Steven M. Zager, a partner in Akin Gump Strauss Hauer & Feld’s New York, Houston and Longview offices (Gittings)
A medical device, allegedly developed using misappropriated trade secrets, was at issue in a jury trial. To help jurors understand how the device worked, Steve Zager asked his client, neurosurgeon Sabitino Bianco, to perform a mock spinal surgery in front of the jury.
On Jan. 21, the East Texas federal jury awarded Bianco $4.295 million in past damages in Sabitino Bianco v. Globus Medical, Inc.
“It made him into a teacher for the jury, which is always good,” Zager said about his client. Longtime Texan Zager, a partner in Akin Gump Strauss Hauer & Feld with offices in New York and Longview, said he thought such a demonstration may work because most jurors these days are “visual learners.” The neurosurgeon demonstrated with a model of the human spine, an implant and his instruments.
In an amended complaint filed Sept. 30, 2013, in the U.S. District Court for the Eastern District of Texas in Marshall, Bianco alleged that he had entered into a confidentiality agreement with Globus. Then, in 2007, he conceived of an idea and a product design for an expandable intervertebral fusion device for use in minimally invasive spinal surgeries.
Despite a Globus representative telling him the company wasn’t interested in the idea, Bianco’s complaint alleges Globus in 2011 launched a product that incorporated his designs. His complaint cites among its causes of action breach of contract and misappropriation of trade secrets.
In answer filed the same day as the amended complaint, Globus denied the allegations. As an affirmative defense, it argued that Bianco’s claims for misappropriation of trade secrets and other claims were barred because Globus “has not committed any acts that would constitute misappropriation of such information.”
Thomas Sankey, a partner in Duane Morris in Houston and head of the firm’s IP division who represents Globus, did not return a call seeking comment.
During the one-week trial, Zager shared the plaintiff table with four other Akin Gump lawyers. One was Chad Everingham IV, a Longview Akin Gump partner and former U.S. magistrate judge who was trying his first case since leaving the bench. Zager, who handled the opening and closing statements, said Everingham “did a great job” conducting the direct examination of the neurosurgeon.
After less than half a day of deliberations, the jury issued its verdict. The panel agreed that the defendant had misappropriated a trade secret belonging to Bianco.

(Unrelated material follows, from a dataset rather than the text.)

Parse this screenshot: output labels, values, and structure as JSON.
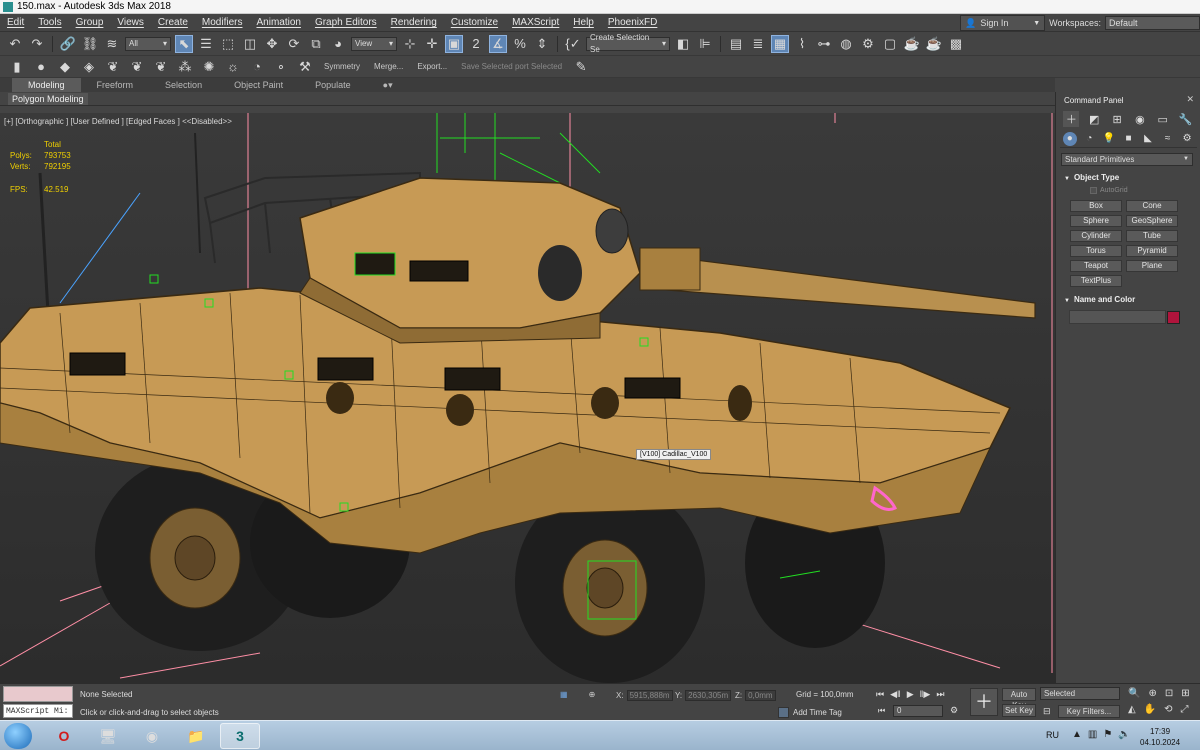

Zager said the jury sent a note asking about future damages, and the judge wrote back, telling them he would determine those. Zager noted that future damages may ultimately dwarf the current award.